TASK TO COMPLETE
The answer must restate every entry below word for word.

##### RECORDS TO USE

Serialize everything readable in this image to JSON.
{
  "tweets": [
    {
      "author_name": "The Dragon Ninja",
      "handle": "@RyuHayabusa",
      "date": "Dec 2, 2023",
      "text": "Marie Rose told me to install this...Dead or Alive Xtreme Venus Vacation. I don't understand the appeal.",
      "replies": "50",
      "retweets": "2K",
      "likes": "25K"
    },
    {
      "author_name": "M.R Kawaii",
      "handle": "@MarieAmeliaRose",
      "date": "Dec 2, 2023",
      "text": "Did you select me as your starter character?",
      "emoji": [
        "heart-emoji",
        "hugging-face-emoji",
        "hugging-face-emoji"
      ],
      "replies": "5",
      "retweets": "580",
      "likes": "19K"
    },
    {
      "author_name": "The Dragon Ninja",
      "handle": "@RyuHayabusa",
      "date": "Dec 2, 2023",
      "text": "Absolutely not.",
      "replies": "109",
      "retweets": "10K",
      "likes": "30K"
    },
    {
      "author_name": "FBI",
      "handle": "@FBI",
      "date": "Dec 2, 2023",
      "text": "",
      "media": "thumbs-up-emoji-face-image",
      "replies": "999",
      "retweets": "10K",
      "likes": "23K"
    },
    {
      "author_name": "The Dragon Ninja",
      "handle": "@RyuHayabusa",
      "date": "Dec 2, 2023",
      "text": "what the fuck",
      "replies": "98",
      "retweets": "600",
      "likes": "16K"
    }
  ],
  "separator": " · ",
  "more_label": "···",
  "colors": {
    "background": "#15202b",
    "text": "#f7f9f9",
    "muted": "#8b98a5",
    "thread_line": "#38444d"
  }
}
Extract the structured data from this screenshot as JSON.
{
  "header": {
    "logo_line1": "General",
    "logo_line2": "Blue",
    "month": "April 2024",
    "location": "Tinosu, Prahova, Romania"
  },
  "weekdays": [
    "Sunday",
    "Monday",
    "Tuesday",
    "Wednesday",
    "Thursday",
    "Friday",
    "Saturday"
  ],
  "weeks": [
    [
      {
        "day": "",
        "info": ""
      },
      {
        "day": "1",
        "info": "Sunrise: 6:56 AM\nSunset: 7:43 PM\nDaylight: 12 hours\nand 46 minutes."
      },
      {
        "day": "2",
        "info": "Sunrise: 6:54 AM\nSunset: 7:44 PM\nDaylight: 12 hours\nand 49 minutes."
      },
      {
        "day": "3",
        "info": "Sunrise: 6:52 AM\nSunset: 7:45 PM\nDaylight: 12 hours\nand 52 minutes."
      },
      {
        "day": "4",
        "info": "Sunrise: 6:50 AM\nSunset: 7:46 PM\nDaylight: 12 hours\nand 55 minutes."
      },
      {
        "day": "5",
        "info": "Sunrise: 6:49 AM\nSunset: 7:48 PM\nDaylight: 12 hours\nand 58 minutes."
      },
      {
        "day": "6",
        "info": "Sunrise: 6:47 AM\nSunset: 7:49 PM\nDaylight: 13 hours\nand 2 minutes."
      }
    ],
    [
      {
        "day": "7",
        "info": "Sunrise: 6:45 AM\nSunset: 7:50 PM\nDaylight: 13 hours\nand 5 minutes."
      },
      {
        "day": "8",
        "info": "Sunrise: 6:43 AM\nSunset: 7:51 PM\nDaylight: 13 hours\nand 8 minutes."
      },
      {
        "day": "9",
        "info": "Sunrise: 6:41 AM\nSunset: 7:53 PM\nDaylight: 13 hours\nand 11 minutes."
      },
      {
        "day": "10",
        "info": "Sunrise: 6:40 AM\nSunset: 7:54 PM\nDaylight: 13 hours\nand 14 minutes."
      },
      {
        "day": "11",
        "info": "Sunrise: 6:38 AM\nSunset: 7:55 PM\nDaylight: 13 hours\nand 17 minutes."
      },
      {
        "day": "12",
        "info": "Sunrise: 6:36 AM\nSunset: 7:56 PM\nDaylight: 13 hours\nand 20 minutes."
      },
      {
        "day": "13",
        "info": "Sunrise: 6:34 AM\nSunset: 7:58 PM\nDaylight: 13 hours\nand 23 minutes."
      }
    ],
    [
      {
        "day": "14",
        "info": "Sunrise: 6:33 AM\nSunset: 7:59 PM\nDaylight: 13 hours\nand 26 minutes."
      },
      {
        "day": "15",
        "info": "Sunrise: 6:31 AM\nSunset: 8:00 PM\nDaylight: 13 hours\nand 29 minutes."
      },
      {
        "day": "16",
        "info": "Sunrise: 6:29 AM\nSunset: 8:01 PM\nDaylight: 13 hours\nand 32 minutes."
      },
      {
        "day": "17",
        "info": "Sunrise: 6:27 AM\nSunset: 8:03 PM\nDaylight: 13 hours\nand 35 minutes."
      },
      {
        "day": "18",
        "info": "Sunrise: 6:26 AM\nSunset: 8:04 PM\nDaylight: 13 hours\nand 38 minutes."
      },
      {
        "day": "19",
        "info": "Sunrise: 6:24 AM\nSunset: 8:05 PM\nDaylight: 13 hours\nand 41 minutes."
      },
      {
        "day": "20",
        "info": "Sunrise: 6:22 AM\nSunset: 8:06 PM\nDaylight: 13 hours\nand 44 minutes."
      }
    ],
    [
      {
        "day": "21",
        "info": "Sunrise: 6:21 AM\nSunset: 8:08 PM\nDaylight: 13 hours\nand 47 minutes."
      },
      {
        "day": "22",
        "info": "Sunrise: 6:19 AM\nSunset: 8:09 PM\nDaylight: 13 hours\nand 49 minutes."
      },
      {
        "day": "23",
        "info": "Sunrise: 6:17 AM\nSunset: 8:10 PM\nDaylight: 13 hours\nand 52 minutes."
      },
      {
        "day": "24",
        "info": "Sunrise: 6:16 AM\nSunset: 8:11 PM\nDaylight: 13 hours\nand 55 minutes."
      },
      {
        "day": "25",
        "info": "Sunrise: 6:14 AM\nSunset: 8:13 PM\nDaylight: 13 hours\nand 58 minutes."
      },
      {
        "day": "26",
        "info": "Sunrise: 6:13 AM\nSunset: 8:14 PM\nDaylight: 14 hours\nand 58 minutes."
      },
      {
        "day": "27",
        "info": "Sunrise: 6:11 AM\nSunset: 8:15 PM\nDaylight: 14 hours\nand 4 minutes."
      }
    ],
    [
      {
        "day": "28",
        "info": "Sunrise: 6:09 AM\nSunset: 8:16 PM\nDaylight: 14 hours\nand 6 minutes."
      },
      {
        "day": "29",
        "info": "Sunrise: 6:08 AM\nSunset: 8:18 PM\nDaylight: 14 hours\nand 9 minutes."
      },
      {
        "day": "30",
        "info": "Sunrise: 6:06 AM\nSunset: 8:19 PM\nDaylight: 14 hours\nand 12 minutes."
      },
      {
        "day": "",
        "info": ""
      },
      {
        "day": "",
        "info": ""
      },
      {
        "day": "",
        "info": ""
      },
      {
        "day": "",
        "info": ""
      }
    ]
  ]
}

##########

EXERCISE ANSWER
Serialize everything readable in this image to JSON.
{
  "tweets": [
    {
      "author_name": "The Dragon Ninja",
      "handle": "@RyuHayabusa",
      "date": "Dec 2, 2023",
      "text": "Marie Rose told me to install this...Dead or Alive Xtreme Venus Vacation. I don't understand the appeal.",
      "replies": "50",
      "retweets": "2K",
      "likes": "25K"
    },
    {
      "author_name": "M.R Kawaii",
      "handle": "@MarieAmeliaRose",
      "date": "Dec 2, 2023",
      "text": "Did you select me as your starter character?",
      "emoji": [
        "heart-emoji",
        "hugging-face-emoji",
        "hugging-face-emoji"
      ],
      "replies": "5",
      "retweets": "580",
      "likes": "19K"
    },
    {
      "author_name": "The Dragon Ninja",
      "handle": "@RyuHayabusa",
      "date": "Dec 2, 2023",
      "text": "Absolutely not.",
      "replies": "109",
      "retweets": "10K",
      "likes": "30K"
    },
    {
      "author_name": "FBI",
      "handle": "@FBI",
      "date": "Dec 2, 2023",
      "text": "",
      "media": "thumbs-up-emoji-face-image",
      "replies": "999",
      "retweets": "10K",
      "likes": "23K"
    },
    {
      "author_name": "The Dragon Ninja",
      "handle": "@RyuHayabusa",
      "date": "Dec 2, 2023",
      "text": "what the fuck",
      "replies": "98",
      "retweets": "600",
      "likes": "16K"
    }
  ],
  "separator": " · ",
  "more_label": "···",
  "colors": {
    "background": "#15202b",
    "text": "#f7f9f9",
    "muted": "#8b98a5",
    "thread_line": "#38444d"
  }
}
Extract the structured data from this screenshot as JSON.
{
  "header": {
    "logo_line1": "General",
    "logo_line2": "Blue",
    "month": "April 2024",
    "location": "Tinosu, Prahova, Romania"
  },
  "weekdays": [
    "Sunday",
    "Monday",
    "Tuesday",
    "Wednesday",
    "Thursday",
    "Friday",
    "Saturday"
  ],
  "weeks": [
    [
      {
        "day": "",
        "info": ""
      },
      {
        "day": "1",
        "info": "Sunrise: 6:56 AM\nSunset: 7:43 PM\nDaylight: 12 hours\nand 46 minutes."
      },
      {
        "day": "2",
        "info": "Sunrise: 6:54 AM\nSunset: 7:44 PM\nDaylight: 12 hours\nand 49 minutes."
      },
      {
        "day": "3",
        "info": "Sunrise: 6:52 AM\nSunset: 7:45 PM\nDaylight: 12 hours\nand 52 minutes."
      },
      {
        "day": "4",
        "info": "Sunrise: 6:50 AM\nSunset: 7:46 PM\nDaylight: 12 hours\nand 55 minutes."
      },
      {
        "day": "5",
        "info": "Sunrise: 6:49 AM\nSunset: 7:48 PM\nDaylight: 12 hours\nand 58 minutes."
      },
      {
        "day": "6",
        "info": "Sunrise: 6:47 AM\nSunset: 7:49 PM\nDaylight: 13 hours\nand 2 minutes."
      }
    ],
    [
      {
        "day": "7",
        "info": "Sunrise: 6:45 AM\nSunset: 7:50 PM\nDaylight: 13 hours\nand 5 minutes."
      },
      {
        "day": "8",
        "info": "Sunrise: 6:43 AM\nSunset: 7:51 PM\nDaylight: 13 hours\nand 8 minutes."
      },
      {
        "day": "9",
        "info": "Sunrise: 6:41 AM\nSunset: 7:53 PM\nDaylight: 13 hours\nand 11 minutes."
      },
      {
        "day": "10",
        "info": "Sunrise: 6:40 AM\nSunset: 7:54 PM\nDaylight: 13 hours\nand 14 minutes."
      },
      {
        "day": "11",
        "info": "Sunrise: 6:38 AM\nSunset: 7:55 PM\nDaylight: 13 hours\nand 17 minutes."
      },
      {
        "day": "12",
        "info": "Sunrise: 6:36 AM\nSunset: 7:56 PM\nDaylight: 13 hours\nand 20 minutes."
      },
      {
        "day": "13",
        "info": "Sunrise: 6:34 AM\nSunset: 7:58 PM\nDaylight: 13 hours\nand 23 minutes."
      }
    ],
    [
      {
        "day": "14",
        "info": "Sunrise: 6:33 AM\nSunset: 7:59 PM\nDaylight: 13 hours\nand 26 minutes."
      },
      {
        "day": "15",
        "info": "Sunrise: 6:31 AM\nSunset: 8:00 PM\nDaylight: 13 hours\nand 29 minutes."
      },
      {
        "day": "16",
        "info": "Sunrise: 6:29 AM\nSunset: 8:01 PM\nDaylight: 13 hours\nand 32 minutes."
      },
      {
        "day": "17",
        "info": "Sunrise: 6:27 AM\nSunset: 8:03 PM\nDaylight: 13 hours\nand 35 minutes."
      },
      {
        "day": "18",
        "info": "Sunrise: 6:26 AM\nSunset: 8:04 PM\nDaylight: 13 hours\nand 38 minutes."
      },
      {
        "day": "19",
        "info": "Sunrise: 6:24 AM\nSunset: 8:05 PM\nDaylight: 13 hours\nand 41 minutes."
      },
      {
        "day": "20",
        "info": "Sunrise: 6:22 AM\nSunset: 8:06 PM\nDaylight: 13 hours\nand 44 minutes."
      }
    ],
    [
      {
        "day": "21",
        "info": "Sunrise: 6:21 AM\nSunset: 8:08 PM\nDaylight: 13 hours\nand 47 minutes."
      },
      {
        "day": "22",
        "info": "Sunrise: 6:19 AM\nSunset: 8:09 PM\nDaylight: 13 hours\nand 49 minutes."
      },
      {
        "day": "23",
        "info": "Sunrise: 6:17 AM\nSunset: 8:10 PM\nDaylight: 13 hours\nand 52 minutes."
      },
      {
        "day": "24",
        "info": "Sunrise: 6:16 AM\nSunset: 8:11 PM\nDaylight: 13 hours\nand 55 minutes."
      },
      {
        "day": "25",
        "info": "Sunrise: 6:14 AM\nSunset: 8:13 PM\nDaylight: 13 hours\nand 58 minutes."
      },
      {
        "day": "26",
        "info": "Sunrise: 6:13 AM\nSunset: 8:14 PM\nDaylight: 14 hours\nand 58 minutes."
      },
      {
        "day": "27",
        "info": "Sunrise: 6:11 AM\nSunset: 8:15 PM\nDaylight: 14 hours\nand 4 minutes."
      }
    ],
    [
      {
        "day": "28",
        "info": "Sunrise: 6:09 AM\nSunset: 8:16 PM\nDaylight: 14 hours\nand 6 minutes."
      },
      {
        "day": "29",
        "info": "Sunrise: 6:08 AM\nSunset: 8:18 PM\nDaylight: 14 hours\nand 9 minutes."
      },
      {
        "day": "30",
        "info": "Sunrise: 6:06 AM\nSunset: 8:19 PM\nDaylight: 14 hours\nand 12 minutes."
      },
      {
        "day": "",
        "info": ""
      },
      {
        "day": "",
        "info": ""
      },
      {
        "day": "",
        "info": ""
      },
      {
        "day": "",
        "info": ""
      }
    ]
  ]
}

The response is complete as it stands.